• [ASSIGNED TASK]:
Whenever a line in the data below includes the string "color", copy it out.

Dataset rows describing interfaces:
····················

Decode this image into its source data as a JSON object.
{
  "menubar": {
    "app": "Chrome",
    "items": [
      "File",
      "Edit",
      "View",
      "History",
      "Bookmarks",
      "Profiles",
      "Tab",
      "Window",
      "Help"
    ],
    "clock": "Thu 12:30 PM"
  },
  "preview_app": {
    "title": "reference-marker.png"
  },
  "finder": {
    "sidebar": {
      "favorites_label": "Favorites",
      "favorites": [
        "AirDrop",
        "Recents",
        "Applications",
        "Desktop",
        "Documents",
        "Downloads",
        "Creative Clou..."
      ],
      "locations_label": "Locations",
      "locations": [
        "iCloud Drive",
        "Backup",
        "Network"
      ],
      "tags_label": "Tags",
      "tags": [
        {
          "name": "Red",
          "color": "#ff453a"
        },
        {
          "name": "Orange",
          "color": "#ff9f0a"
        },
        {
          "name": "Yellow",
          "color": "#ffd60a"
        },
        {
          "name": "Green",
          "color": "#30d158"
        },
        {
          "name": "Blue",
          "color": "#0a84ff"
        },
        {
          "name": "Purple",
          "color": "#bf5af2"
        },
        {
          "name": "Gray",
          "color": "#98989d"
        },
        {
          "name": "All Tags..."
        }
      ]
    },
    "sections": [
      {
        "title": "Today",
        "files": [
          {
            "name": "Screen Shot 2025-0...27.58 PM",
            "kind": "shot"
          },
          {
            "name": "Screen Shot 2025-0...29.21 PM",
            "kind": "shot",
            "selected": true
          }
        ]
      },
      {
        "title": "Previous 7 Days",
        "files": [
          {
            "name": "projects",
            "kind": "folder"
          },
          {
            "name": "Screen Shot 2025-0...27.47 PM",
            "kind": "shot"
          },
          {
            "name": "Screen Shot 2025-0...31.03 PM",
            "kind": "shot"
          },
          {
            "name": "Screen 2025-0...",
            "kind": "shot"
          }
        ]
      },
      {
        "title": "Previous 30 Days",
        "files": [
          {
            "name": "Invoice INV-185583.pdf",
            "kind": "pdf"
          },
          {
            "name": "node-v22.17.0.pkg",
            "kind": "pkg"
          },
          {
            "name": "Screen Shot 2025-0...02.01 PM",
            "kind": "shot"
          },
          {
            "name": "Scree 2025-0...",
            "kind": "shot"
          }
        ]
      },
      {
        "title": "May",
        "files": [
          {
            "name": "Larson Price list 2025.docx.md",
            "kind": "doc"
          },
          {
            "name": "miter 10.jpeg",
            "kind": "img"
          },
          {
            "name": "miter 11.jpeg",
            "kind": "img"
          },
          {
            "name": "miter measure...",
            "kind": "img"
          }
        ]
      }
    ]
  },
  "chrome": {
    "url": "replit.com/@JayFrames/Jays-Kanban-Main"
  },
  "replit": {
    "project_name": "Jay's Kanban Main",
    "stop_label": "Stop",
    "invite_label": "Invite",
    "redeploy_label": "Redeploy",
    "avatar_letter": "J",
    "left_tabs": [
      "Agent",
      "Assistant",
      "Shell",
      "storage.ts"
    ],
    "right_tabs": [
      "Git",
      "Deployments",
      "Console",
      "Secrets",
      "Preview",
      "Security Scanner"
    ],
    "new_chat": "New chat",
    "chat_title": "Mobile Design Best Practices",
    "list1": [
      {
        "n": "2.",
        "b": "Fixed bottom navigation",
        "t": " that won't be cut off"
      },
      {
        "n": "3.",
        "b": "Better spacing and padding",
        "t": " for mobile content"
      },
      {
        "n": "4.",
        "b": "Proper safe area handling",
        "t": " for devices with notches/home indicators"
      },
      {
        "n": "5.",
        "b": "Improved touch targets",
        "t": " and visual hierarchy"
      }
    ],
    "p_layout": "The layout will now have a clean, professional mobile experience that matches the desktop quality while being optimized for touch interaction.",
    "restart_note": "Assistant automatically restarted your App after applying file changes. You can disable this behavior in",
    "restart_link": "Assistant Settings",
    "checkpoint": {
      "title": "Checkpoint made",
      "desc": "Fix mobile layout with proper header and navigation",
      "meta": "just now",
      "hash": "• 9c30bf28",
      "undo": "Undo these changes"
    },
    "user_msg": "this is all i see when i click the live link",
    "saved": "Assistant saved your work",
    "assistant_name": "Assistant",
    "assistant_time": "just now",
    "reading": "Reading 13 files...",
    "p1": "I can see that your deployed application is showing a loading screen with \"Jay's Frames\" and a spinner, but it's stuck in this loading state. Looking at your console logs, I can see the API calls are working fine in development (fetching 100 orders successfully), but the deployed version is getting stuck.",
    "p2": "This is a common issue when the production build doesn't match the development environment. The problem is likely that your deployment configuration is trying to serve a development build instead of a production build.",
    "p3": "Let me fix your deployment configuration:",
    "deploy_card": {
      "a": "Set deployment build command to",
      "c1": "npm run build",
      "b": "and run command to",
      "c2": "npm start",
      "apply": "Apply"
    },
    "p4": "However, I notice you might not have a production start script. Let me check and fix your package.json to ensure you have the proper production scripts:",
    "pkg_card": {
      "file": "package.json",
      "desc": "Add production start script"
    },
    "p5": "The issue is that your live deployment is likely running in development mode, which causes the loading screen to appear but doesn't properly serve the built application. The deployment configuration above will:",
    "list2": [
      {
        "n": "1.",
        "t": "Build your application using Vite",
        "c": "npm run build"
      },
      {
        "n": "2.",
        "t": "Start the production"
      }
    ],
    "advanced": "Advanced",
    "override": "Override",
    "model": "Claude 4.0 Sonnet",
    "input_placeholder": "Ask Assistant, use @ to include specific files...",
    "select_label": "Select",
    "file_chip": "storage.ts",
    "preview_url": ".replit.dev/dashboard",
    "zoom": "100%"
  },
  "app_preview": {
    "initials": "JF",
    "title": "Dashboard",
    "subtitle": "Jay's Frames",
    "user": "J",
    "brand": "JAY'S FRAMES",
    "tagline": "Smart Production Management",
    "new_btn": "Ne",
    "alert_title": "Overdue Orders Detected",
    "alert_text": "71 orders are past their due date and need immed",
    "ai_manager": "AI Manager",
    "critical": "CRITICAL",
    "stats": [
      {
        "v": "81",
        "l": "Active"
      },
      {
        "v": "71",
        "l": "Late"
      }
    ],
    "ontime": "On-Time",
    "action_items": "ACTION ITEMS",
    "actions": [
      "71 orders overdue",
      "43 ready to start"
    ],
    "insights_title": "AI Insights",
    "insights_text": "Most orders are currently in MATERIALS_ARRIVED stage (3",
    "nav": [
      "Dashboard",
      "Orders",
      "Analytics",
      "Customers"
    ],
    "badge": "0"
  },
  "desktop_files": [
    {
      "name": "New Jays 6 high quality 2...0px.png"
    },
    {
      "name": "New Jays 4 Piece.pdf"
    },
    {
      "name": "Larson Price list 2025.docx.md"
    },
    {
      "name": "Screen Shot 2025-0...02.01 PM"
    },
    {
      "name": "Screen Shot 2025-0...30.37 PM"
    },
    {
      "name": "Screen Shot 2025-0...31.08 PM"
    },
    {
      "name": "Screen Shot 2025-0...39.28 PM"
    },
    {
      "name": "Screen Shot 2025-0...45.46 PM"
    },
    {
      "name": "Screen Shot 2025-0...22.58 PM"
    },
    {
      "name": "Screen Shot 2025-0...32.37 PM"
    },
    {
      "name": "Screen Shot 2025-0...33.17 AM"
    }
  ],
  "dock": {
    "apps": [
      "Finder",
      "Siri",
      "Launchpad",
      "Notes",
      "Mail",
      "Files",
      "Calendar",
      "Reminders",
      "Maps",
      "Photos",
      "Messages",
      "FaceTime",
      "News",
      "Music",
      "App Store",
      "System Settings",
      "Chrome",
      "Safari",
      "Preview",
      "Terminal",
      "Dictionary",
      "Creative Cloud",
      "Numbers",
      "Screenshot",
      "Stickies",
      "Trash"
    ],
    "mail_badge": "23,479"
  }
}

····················

• [TASK ANSWER]:
          "color": "#ff453a"
          "color": "#ff9f0a"
          "color": "#ffd60a"
          "color": "#30d158"
          "color": "#0a84ff"
          "color": "#bf5af2"
          "color": "#98989d"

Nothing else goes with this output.